At my 91-year-old aunt’s table in the assisted living facility sit four women. Sometimes I join them for lunch. Old age has turned all four women into quiet companions, but my aunt looks forward to their company. When my aunt and I eat at a separate table, she keeps looking over to see how her companions are doing. Genevieve is a mild woman who raised her three children in a home less than five minutes away from where she sits now. She is interested in me and my book. Irene is a former international lawyer who prefers to be called “Doctor.” In the last few years she has suffered two broken legs, two bouts of pneumonia, and the loss of her son, but she has an old-school stoicism and suffers her pain with grace. The last, besides my aunt, is Georgie. She is 102 years old, which means she was born before the First World War, in 1912. When epidemics rage, Georgie is untouched. Sometimes she sits alone at the table while her three table mates fight off the latest bug to rage through the facility. Every day she plays backgammon with laughter but no trace of competitiveness. She is ambulatory and fully with it. The only deficit I have ever noted is her memory, but not in the way you would think.
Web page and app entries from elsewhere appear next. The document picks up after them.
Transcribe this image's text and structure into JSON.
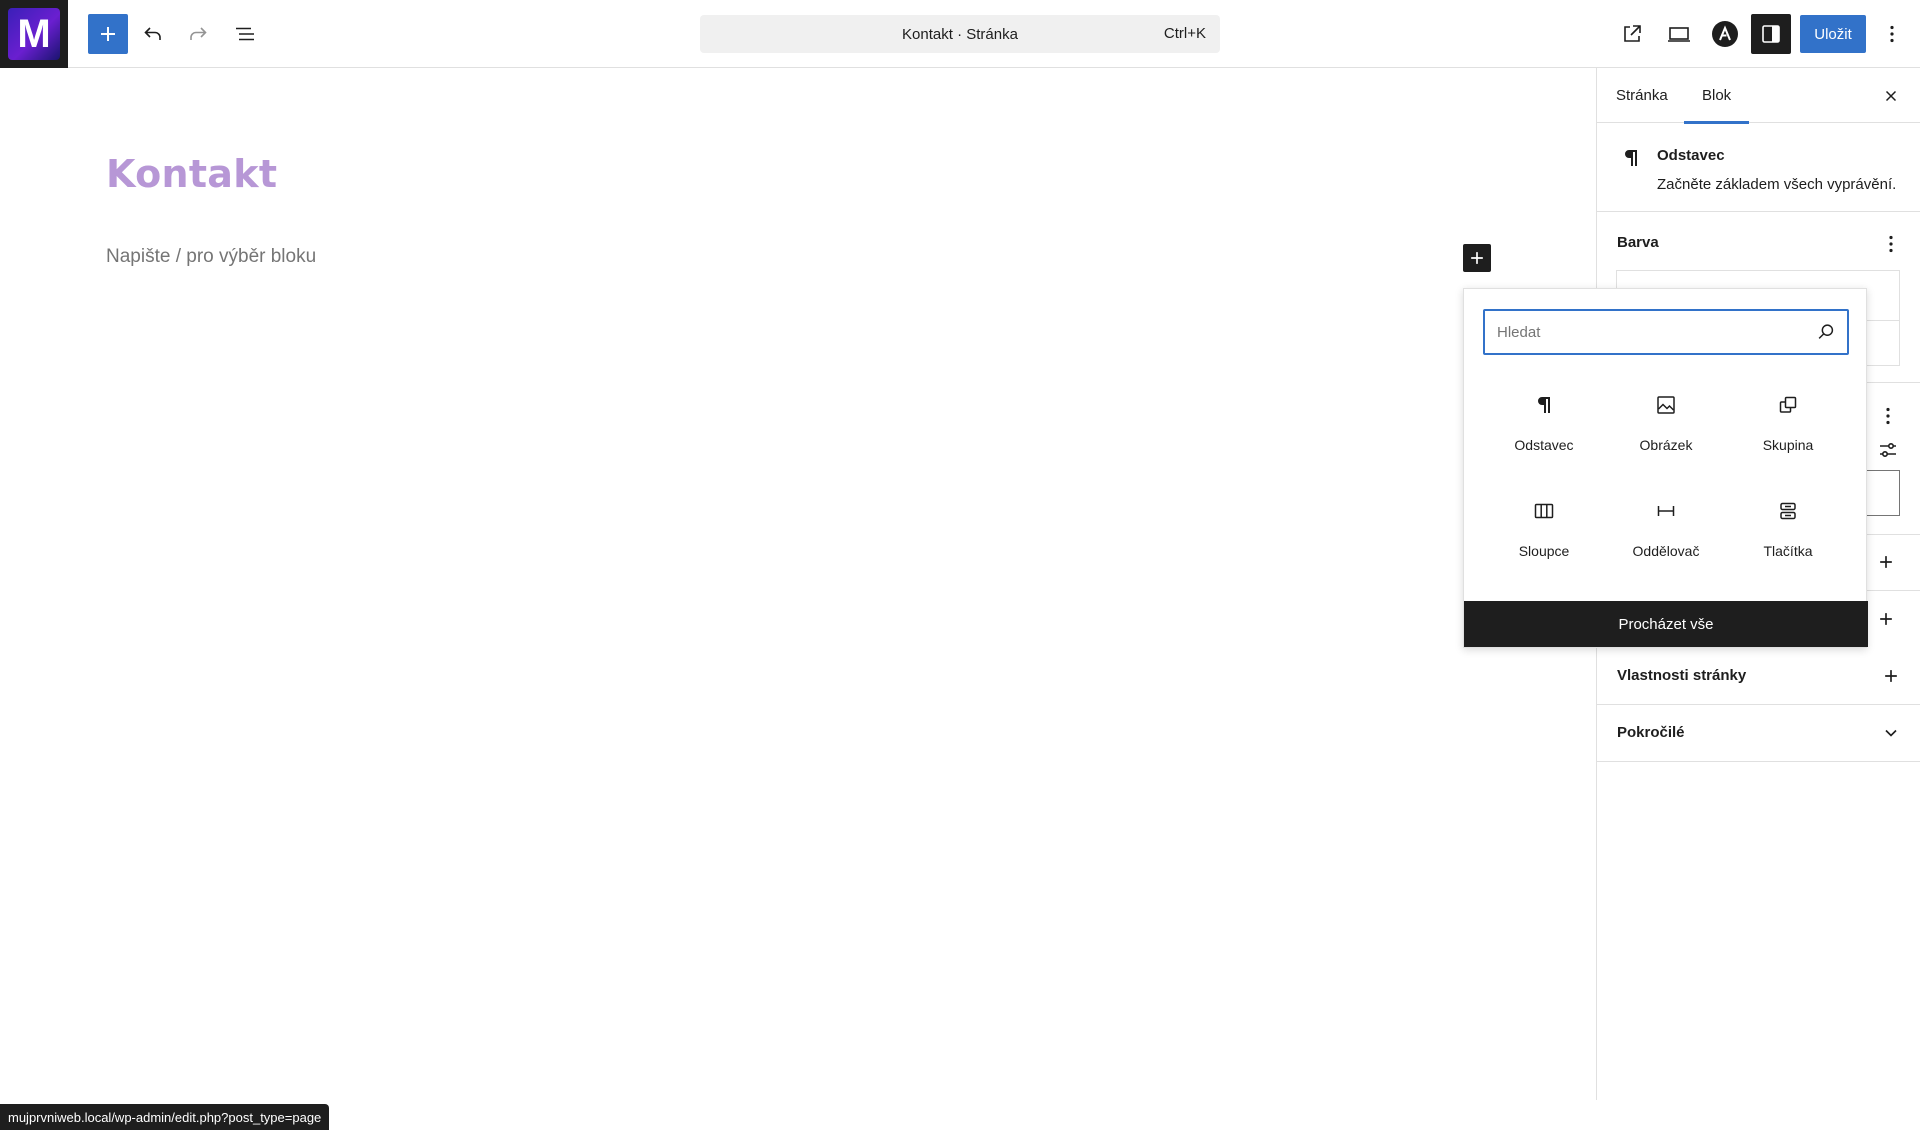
{
  "topbar": {
    "logo_letter": "M",
    "command_title": "Kontakt · Stránka",
    "command_shortcut": "Ctrl+K",
    "save_label": "Uložit"
  },
  "editor": {
    "page_title": "Kontakt",
    "placeholder": "Napište / pro výběr bloku"
  },
  "sidebar": {
    "tabs": [
      {
        "label": "Stránka"
      },
      {
        "label": "Blok"
      }
    ],
    "block": {
      "name": "Odstavec",
      "description": "Začněte základem všech vyprávění."
    },
    "panels": {
      "color": "Barva",
      "page_properties": "Vlastnosti stránky",
      "advanced": "Pokročilé"
    }
  },
  "inserter": {
    "search_placeholder": "Hledat",
    "blocks": [
      {
        "label": "Odstavec",
        "icon": "paragraph-icon"
      },
      {
        "label": "Obrázek",
        "icon": "image-icon"
      },
      {
        "label": "Skupina",
        "icon": "group-icon"
      },
      {
        "label": "Sloupce",
        "icon": "columns-icon"
      },
      {
        "label": "Oddělovač",
        "icon": "separator-icon"
      },
      {
        "label": "Tlačítka",
        "icon": "buttons-icon"
      }
    ],
    "browse_all": "Procházet vše"
  },
  "statusbar": {
    "url": "mujprvniweb.local/wp-admin/edit.php?post_type=page"
  },
  "colors": {
    "accent": "#3272c9",
    "title": "#b797d6",
    "dark": "#1e1e1e"
  }
}
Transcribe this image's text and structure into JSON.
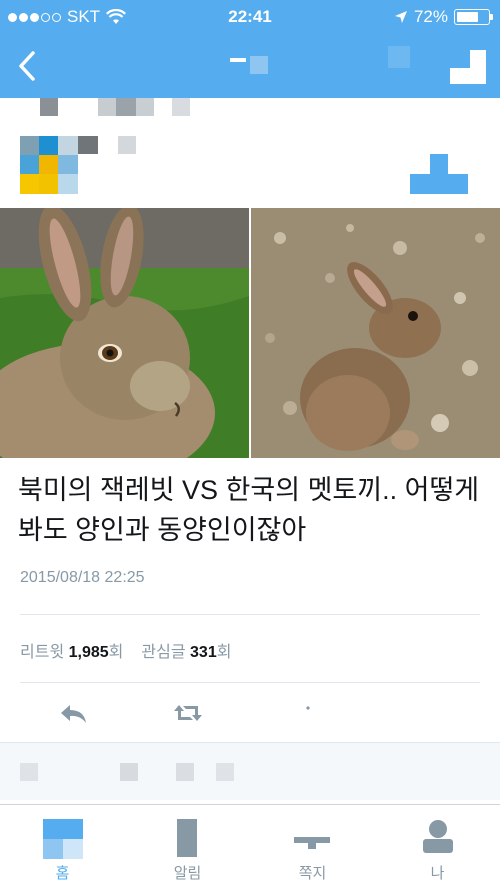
{
  "status_bar": {
    "carrier": "SKT",
    "time": "22:41",
    "battery": "72%",
    "battery_level": 0.72
  },
  "nav": {
    "back_icon": "chevron-left-icon",
    "compose_icon": "compose-icon"
  },
  "tweet": {
    "image_left": "jackrabbit-photo",
    "image_right": "korean-hare-photo",
    "text": "북미의 잭레빗 VS 한국의 멧토끼.. 어떻게 봐도 양인과 동양인이잖아",
    "timestamp": "2015/08/18 22:25",
    "stats": {
      "retweet_label": "리트윗",
      "retweet_count": "1,985",
      "retweet_unit": "회",
      "like_label": "관심글",
      "like_count": "331",
      "like_unit": "회"
    }
  },
  "colors": {
    "accent": "#55acee",
    "text_primary": "#14171a",
    "text_secondary": "#8899a6"
  },
  "tabs": [
    {
      "label": "홈",
      "icon": "home-icon",
      "active": true
    },
    {
      "label": "알림",
      "icon": "notifications-icon",
      "active": false
    },
    {
      "label": "쪽지",
      "icon": "messages-icon",
      "active": false
    },
    {
      "label": "나",
      "icon": "profile-icon",
      "active": false
    }
  ]
}
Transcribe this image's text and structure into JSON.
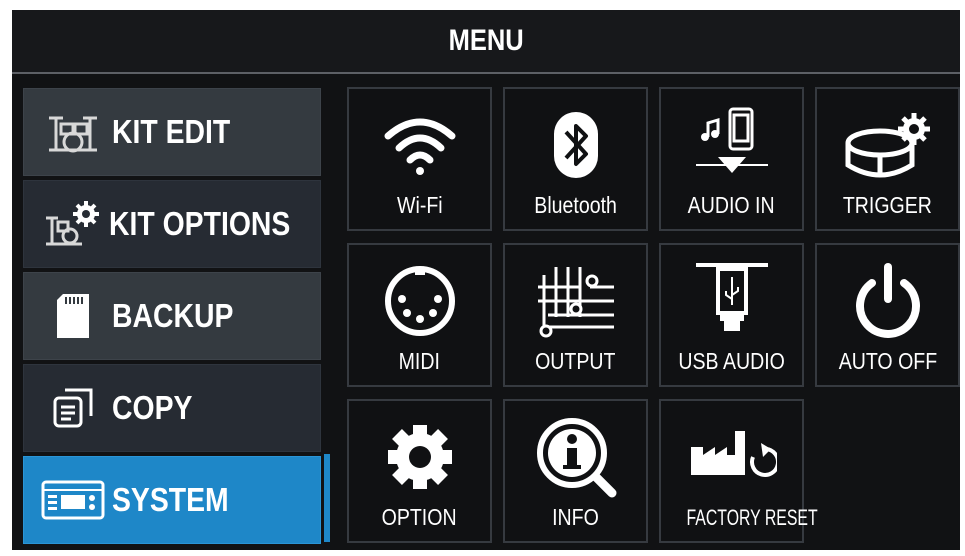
{
  "header": {
    "title": "MENU"
  },
  "sidebar": {
    "items": [
      {
        "label": "KIT EDIT",
        "icon": "drum-kit-icon"
      },
      {
        "label": "KIT OPTIONS",
        "icon": "drum-kit-gear-icon"
      },
      {
        "label": "BACKUP",
        "icon": "sd-card-icon"
      },
      {
        "label": "COPY",
        "icon": "copy-icon"
      },
      {
        "label": "SYSTEM",
        "icon": "system-device-icon",
        "selected": true
      }
    ]
  },
  "grid": {
    "tiles": [
      {
        "label": "Wi-Fi",
        "icon": "wifi-icon"
      },
      {
        "label": "Bluetooth",
        "icon": "bluetooth-icon"
      },
      {
        "label": "AUDIO IN",
        "icon": "audio-in-icon"
      },
      {
        "label": "TRIGGER",
        "icon": "trigger-icon"
      },
      {
        "label": "MIDI",
        "icon": "midi-icon"
      },
      {
        "label": "OUTPUT",
        "icon": "output-icon"
      },
      {
        "label": "USB AUDIO",
        "icon": "usb-audio-icon"
      },
      {
        "label": "AUTO OFF",
        "icon": "power-icon"
      },
      {
        "label": "OPTION",
        "icon": "gear-icon"
      },
      {
        "label": "INFO",
        "icon": "info-icon"
      },
      {
        "label": "FACTORY RESET",
        "icon": "factory-reset-icon"
      }
    ]
  },
  "colors": {
    "accent": "#1e87c8",
    "background": "#111214",
    "tile_border": "#363a40"
  }
}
I am curious about the world she grew up in. What music did she dance to? Does she remember the first time she saw a moving picture? An airplane? A television set? What was her wedding like? She might remember Armistice Day in 1918. My late mother, who was born in 1910, remembered it. But Georgie floats like a cork on life. She says, “I don’t remember any of those things. I just get up every morning and say my prayers to thank God that I am here. I take one day at a time. I don’t worry.” That’s as deep as it gets. Maybe Georgie knows the secret of life. If so, I am not going to survive to 102.